Writing believable characters with which an audience can have a cognitive and emotional connection is the key to an excellent story. A believable character, one that allows us to suspend our disbelief and immerse ourselves in the narrative, is a character at odds with a fundamental drive of the author as a human being.
We don't, in our daily interactions, reveal the whole of ourselves. It is in our best interests and in our very nature to present those aspects of ourselves that are most advantageous, most desirable and least likely to spark conflict. We strive to perfect ourselves, at least publicly, minimising and obscuring our flaws as best we are able.
Part of the problem is that we are all too aware of our own flaws and cognisant that others share similar failings, we know that nobody is perfect even in a world where everyone is trying hard to look like just that. We're also pretty good at finding each other's shortcomings, and picking out the patterns of behaviour that they cause; observing how our flaws influence our choices and our actions.
It is because of this that the perfect character in a fictional work jars and disinterests us. We find it hard to invest in a persona that embodies what we strive for but can never achieve: flawlessness. We know that despite our efforts to the contrary we cannot master every discipline, make all the correct decisions and understand every problem.

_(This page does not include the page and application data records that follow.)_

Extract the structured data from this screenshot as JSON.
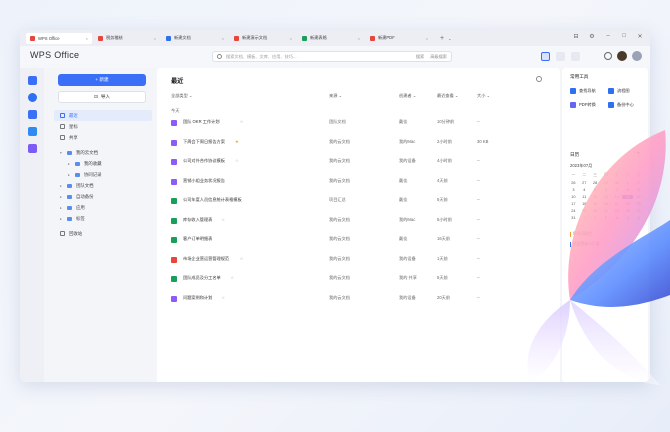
{
  "tabs": [
    {
      "label": "WPS Office",
      "color": "#e8453c",
      "active": true
    },
    {
      "label": "税务稽核",
      "color": "#e8453c"
    },
    {
      "label": "新建文档",
      "color": "#2f6ff2"
    },
    {
      "label": "新建演示文档",
      "color": "#e8453c"
    },
    {
      "label": "新建表格",
      "color": "#1a9e5a"
    },
    {
      "label": "新建PDF",
      "color": "#e8453c"
    }
  ],
  "tabstrip": {
    "plus": "+",
    "chevron": "⌄"
  },
  "window_controls": [
    "⊟",
    "⚙",
    "–",
    "□",
    "✕"
  ],
  "header": {
    "logo": "WPS Office",
    "search_placeholder": "搜索文档、模板、文库、应用、技巧...",
    "search_right_1": "搜索",
    "search_right_2": "高级搜索"
  },
  "sidenav": {
    "new_label": "+ 新建",
    "import_label": "导入",
    "items": [
      {
        "label": "最近",
        "active": true,
        "type": "item"
      },
      {
        "label": "星标",
        "type": "item"
      },
      {
        "label": "共享",
        "type": "item"
      },
      {
        "label": "我的云文档",
        "type": "folder",
        "caret": "▾"
      },
      {
        "label": "我的收藏",
        "type": "folder-sub",
        "caret": "▸"
      },
      {
        "label": "协同记录",
        "type": "folder-sub",
        "caret": "▸"
      },
      {
        "label": "团队文档",
        "type": "folder",
        "caret": "▸"
      },
      {
        "label": "自动备份",
        "type": "folder",
        "caret": "▸"
      },
      {
        "label": "应用",
        "type": "folder",
        "caret": "▸"
      },
      {
        "label": "标签",
        "type": "folder",
        "caret": "▸"
      },
      {
        "label": "回收站",
        "type": "item"
      }
    ]
  },
  "main": {
    "title": "最近",
    "columns": {
      "name": "全部类型 ⌄",
      "source": "来源 ⌄",
      "creator": "创建者 ⌄",
      "time": "最近查看 ⌄",
      "size": "大小 ⌄"
    },
    "section_today": "今天",
    "rows": [
      {
        "name": "团队 OKR 工作计划",
        "icon_color": "#8b5cf6",
        "source": "团队文档",
        "creator": "戴佳",
        "time": "10分钟前",
        "size": "--",
        "tag": "☆"
      },
      {
        "name": "下周会下周日报告方案",
        "icon_color": "#8b5cf6",
        "source": "我的云文档",
        "creator": "我的Mac",
        "time": "2小时前",
        "size": "30 KB",
        "tag": "★"
      },
      {
        "name": "公司对外合作协议模板",
        "icon_color": "#8b5cf6",
        "source": "我的云文档",
        "creator": "我的设备",
        "time": "4小时前",
        "size": "--",
        "tag": "☆"
      },
      {
        "name": "营销小组业务状况报告",
        "icon_color": "#8b5cf6",
        "source": "我的云文档",
        "creator": "戴佳",
        "time": "4天前",
        "size": "--",
        "tag": ""
      },
      {
        "name": "公司年度人员信息统计表格模板",
        "icon_color": "#1a9e5a",
        "source": "项目汇总",
        "creator": "戴佳",
        "time": "5天前",
        "size": "--",
        "tag": ""
      },
      {
        "name": "库存收入管理表",
        "icon_color": "#1a9e5a",
        "source": "我的云文档",
        "creator": "我的Mac",
        "time": "5小时前",
        "size": "--",
        "tag": "☆"
      },
      {
        "name": "客户订单明细表",
        "icon_color": "#1a9e5a",
        "source": "我的云文档",
        "creator": "戴佳",
        "time": "16天前",
        "size": "--",
        "tag": ""
      },
      {
        "name": "市场企业营运营管理规范",
        "icon_color": "#e8453c",
        "source": "我的云文档",
        "creator": "我的设备",
        "time": "1天前",
        "size": "--",
        "tag": "☆"
      },
      {
        "name": "团队成员及分工名单",
        "icon_color": "#1a9e5a",
        "source": "我的云文档",
        "creator": "我的 共享",
        "time": "5天前",
        "size": "--",
        "tag": "☆"
      },
      {
        "name": "问题案例和计划",
        "icon_color": "#8b5cf6",
        "source": "我的云文档",
        "creator": "我的设备",
        "time": "20天前",
        "size": "--",
        "tag": "☆"
      }
    ]
  },
  "right": {
    "tools_title": "常用工具",
    "tools": [
      {
        "label": "查找导航",
        "color": "#2f6ff2"
      },
      {
        "label": "流程图",
        "color": "#2f6ff2"
      },
      {
        "label": "PDF转换",
        "color": "#6366f1"
      },
      {
        "label": "备份中心",
        "color": "#2f6ff2"
      }
    ],
    "calendar_title": "日历",
    "calendar_plus": "+",
    "calendar_month": "2023年07月",
    "calendar_nav_prev": "‹",
    "calendar_nav_next": "›",
    "weekdays": [
      "一",
      "二",
      "三",
      "四",
      "五",
      "六",
      "日"
    ],
    "days": [
      "26",
      "27",
      "28",
      "29",
      "30",
      "1",
      "2",
      "3",
      "4",
      "5",
      "6",
      "7",
      "8",
      "9",
      "10",
      "11",
      "12",
      "13",
      "14",
      "15",
      "16",
      "17",
      "18",
      "19",
      "20",
      "21",
      "22",
      "23",
      "24",
      "25",
      "26",
      "27",
      "28",
      "29",
      "30",
      "31",
      "1",
      "2",
      "3",
      "4",
      "5",
      "6"
    ],
    "today_index": 19,
    "events": [
      {
        "label": "早餐回顾会",
        "color": "#f0a030"
      },
      {
        "label": "进度更新与汇报",
        "color": "#3a6ff7"
      }
    ]
  }
}
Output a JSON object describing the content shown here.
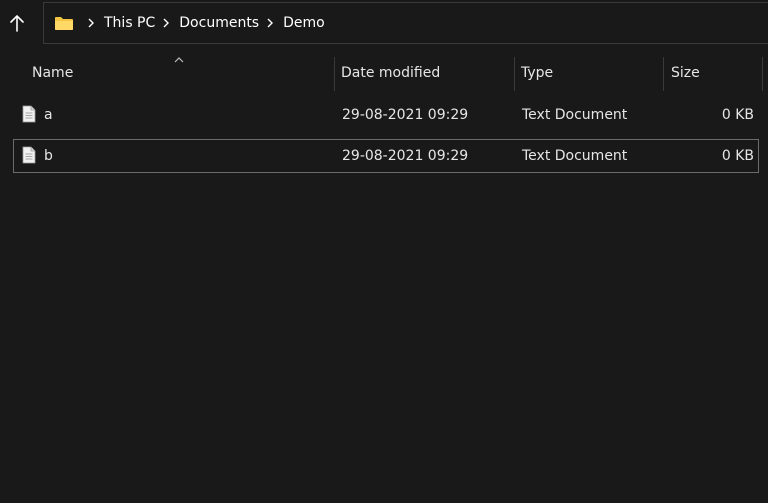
{
  "breadcrumb": {
    "items": [
      "This PC",
      "Documents",
      "Demo"
    ]
  },
  "columns": {
    "name": "Name",
    "date_modified": "Date modified",
    "type": "Type",
    "size": "Size",
    "sorted_by": "name",
    "sort_direction": "ascending"
  },
  "files": [
    {
      "name": "a",
      "date_modified": "29-08-2021 09:29",
      "type": "Text Document",
      "size": "0 KB",
      "focused": false
    },
    {
      "name": "b",
      "date_modified": "29-08-2021 09:29",
      "type": "Text Document",
      "size": "0 KB",
      "focused": true
    }
  ],
  "icons": {
    "up": "arrow-up-icon",
    "folder": "folder-icon",
    "separator": "chevron-right-icon",
    "file": "text-file-icon",
    "sort": "sort-ascending-icon"
  },
  "colors": {
    "background": "#191919",
    "text": "#e6e6e6",
    "folder": "#f4c542",
    "border": "#3a3a3a",
    "focus_border": "#6b6b6b"
  }
}
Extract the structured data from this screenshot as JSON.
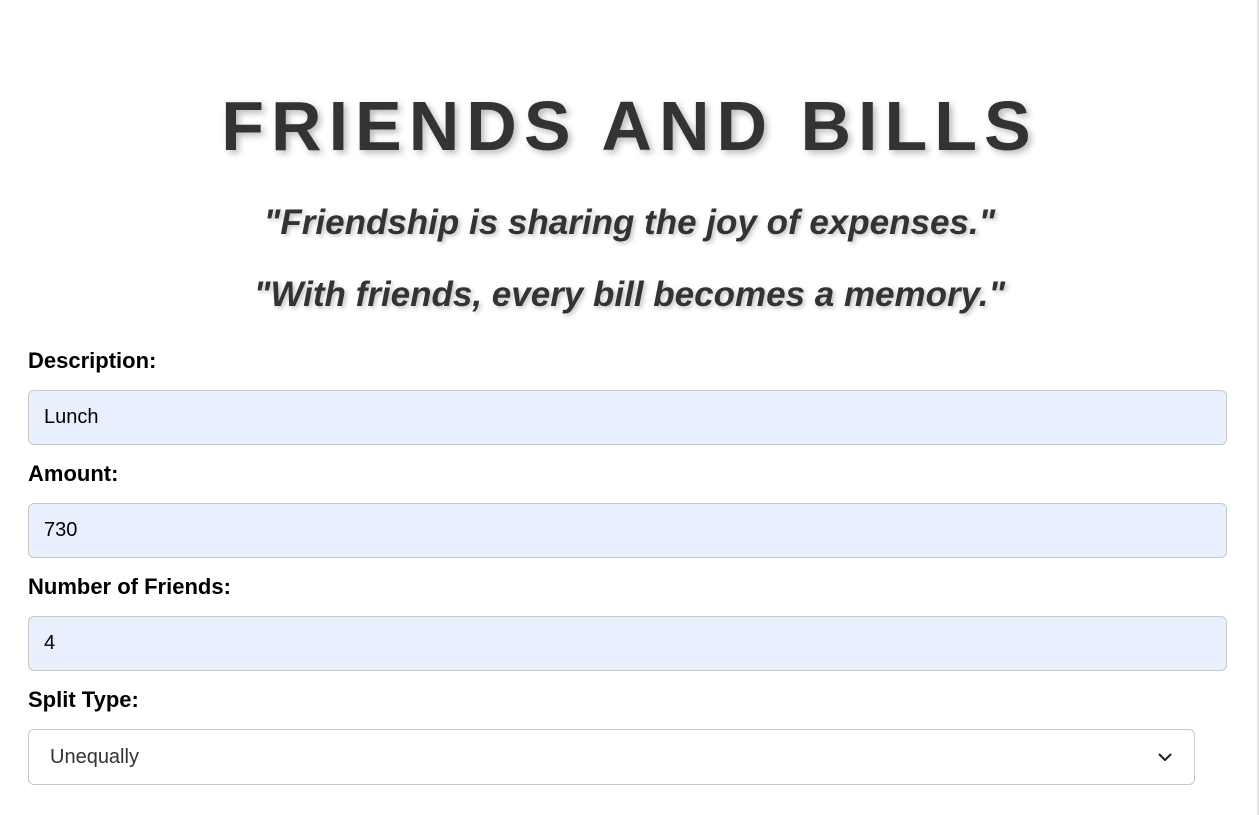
{
  "header": {
    "title": "FRIENDS AND BILLS",
    "quotes": [
      "\"Friendship is sharing the joy of expenses.\"",
      "\"With friends, every bill becomes a memory.\""
    ]
  },
  "form": {
    "description": {
      "label": "Description:",
      "value": "Lunch"
    },
    "amount": {
      "label": "Amount:",
      "value": "730"
    },
    "friends": {
      "label": "Number of Friends:",
      "value": "4"
    },
    "split_type": {
      "label": "Split Type:",
      "value": "Unequally",
      "icon": "chevron-down-icon"
    }
  },
  "colors": {
    "title": "#333333",
    "input_bg": "#e8f0fe",
    "border": "#c8c8c8"
  }
}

We reject any portrayal that gets too close to this ideal person.
There are narrative problems with the perfect character. They become predictable, they always have the answer, the talent or the knack. They always get the girl, are far too smooth and far too important. They become rapidly predictable and sickening in their perfect influence. The ideal outcome is always guaranteed for these über-humans. Tension and suspense fall by the wayside as our expectation is of imminent success.
A good character mirrors the imperfection we hold in, that we like to believe is a secret and still take comfort in our knowledge that it is ubiquitous.